Koessler, Thibaud, et al. “Common Germline Variation in Mismatch Repair Genes and Survival after a Diagnosis of Colorectal Cancer.” International Journal of Cancer, vol. 124, no. 8, Apr. 2009, pp. 1887–91. PubMed, https://doi.org/10.1002/ijc.24120.
Liu, Jingwei, et al. “Genetic Polymorphisms of DNA Repair Pathways in Sporadic Colorectal Carcinogenesis.” Journal of Cancer, vol. 10, no. 6, 2019, pp. 1417–33. PubMed, https://doi.org/10.7150/jca.28406.
Miao, Hui-Kai, et al. “MSH3 Rs26279 Polymorphism Increases Cancer Risk: A Meta-Analysis.” International Journal of Clinical and Experimental Pathology, vol. 8, no. 9, 2015, pp. 11060–67.
Oers, Johanna M. M. van, et al. “The MutSβ Complex Is a Modulator of P53-Driven Tumorigenesis through Its Functions in Both DNA Double Strand Break Repair and Mismatch Repair.” Oncogene, vol. 33, no. 30, July 2014, p. 3939. www.ncbi.nlm.nih.gov, https://doi.org/10.1038/onc.2013.365.
Park, Jung-Ha, et al. “Promotion of Intestinal Epithelial Cell Turnover by Commensal Bacteria: Role of Short-Chain Fatty Acids.” PloS One, vol. 11, no. 5, 2016, p. e0156334. PubMed, https://doi.org/10.1371/journal.pone.0156334.
Tseng-Rogenski, Stephanie S., et al. “The Human DNA Mismatch Repair Protein MSH3 Contains Nuclear Localization and Export Signals That Enable Nuclear-Cytosolic Shuttling in Response to Inflammation.” Molecular and Cellular Biology, vol. 40, no. 13, July 2020. www.ncbi.nlm.nih.gov, https://doi.org/10.1128/MCB.00029-20.
Debbie Moon is the founder of Genetic Lifehacks.
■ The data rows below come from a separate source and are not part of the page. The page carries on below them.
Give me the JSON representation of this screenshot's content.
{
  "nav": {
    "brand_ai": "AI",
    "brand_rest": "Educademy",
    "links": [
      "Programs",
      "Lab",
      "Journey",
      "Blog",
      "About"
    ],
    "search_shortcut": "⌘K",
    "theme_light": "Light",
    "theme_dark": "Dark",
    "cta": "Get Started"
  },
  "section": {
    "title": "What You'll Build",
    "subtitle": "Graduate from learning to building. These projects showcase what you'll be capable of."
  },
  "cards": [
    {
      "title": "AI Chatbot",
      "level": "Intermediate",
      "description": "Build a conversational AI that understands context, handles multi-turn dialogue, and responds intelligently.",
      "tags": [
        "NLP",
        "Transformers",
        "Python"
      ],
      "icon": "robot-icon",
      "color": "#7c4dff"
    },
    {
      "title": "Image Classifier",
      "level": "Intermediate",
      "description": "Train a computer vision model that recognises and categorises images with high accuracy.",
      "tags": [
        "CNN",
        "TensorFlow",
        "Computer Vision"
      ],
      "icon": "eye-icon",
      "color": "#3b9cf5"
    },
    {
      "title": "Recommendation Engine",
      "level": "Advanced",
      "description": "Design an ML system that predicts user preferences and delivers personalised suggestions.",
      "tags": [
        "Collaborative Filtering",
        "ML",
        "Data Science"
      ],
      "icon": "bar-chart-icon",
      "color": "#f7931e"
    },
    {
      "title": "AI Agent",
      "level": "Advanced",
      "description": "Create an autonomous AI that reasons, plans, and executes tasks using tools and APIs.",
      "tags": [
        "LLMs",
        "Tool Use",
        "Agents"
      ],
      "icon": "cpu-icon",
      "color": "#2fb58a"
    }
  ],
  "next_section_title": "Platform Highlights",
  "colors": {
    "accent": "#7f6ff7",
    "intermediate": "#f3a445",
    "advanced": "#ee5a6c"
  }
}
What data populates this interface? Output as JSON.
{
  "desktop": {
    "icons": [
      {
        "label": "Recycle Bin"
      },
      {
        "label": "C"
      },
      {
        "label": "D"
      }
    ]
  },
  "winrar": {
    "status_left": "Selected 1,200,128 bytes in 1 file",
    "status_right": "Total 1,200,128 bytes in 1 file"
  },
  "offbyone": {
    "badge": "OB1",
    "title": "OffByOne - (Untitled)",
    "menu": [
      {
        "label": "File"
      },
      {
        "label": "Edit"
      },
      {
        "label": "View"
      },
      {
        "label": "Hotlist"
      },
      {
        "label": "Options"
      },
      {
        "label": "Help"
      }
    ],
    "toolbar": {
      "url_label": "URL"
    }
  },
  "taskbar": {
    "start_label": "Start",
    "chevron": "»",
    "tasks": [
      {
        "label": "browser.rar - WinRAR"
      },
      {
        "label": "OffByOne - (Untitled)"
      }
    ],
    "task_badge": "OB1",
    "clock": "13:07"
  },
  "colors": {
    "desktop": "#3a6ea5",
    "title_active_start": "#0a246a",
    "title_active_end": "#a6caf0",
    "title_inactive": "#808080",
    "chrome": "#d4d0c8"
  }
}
Fascinated by the connections between genes, diet, and health, her goal is to help you understand how to apply genetics to your diet and lifestyle decisions. Debbie has a BS in engineering and also an MSc in biological sciences from Clemson University. Debbie combines an engineering mindset with a biological systems approach to help you understand how genetic differences impact your optimal health.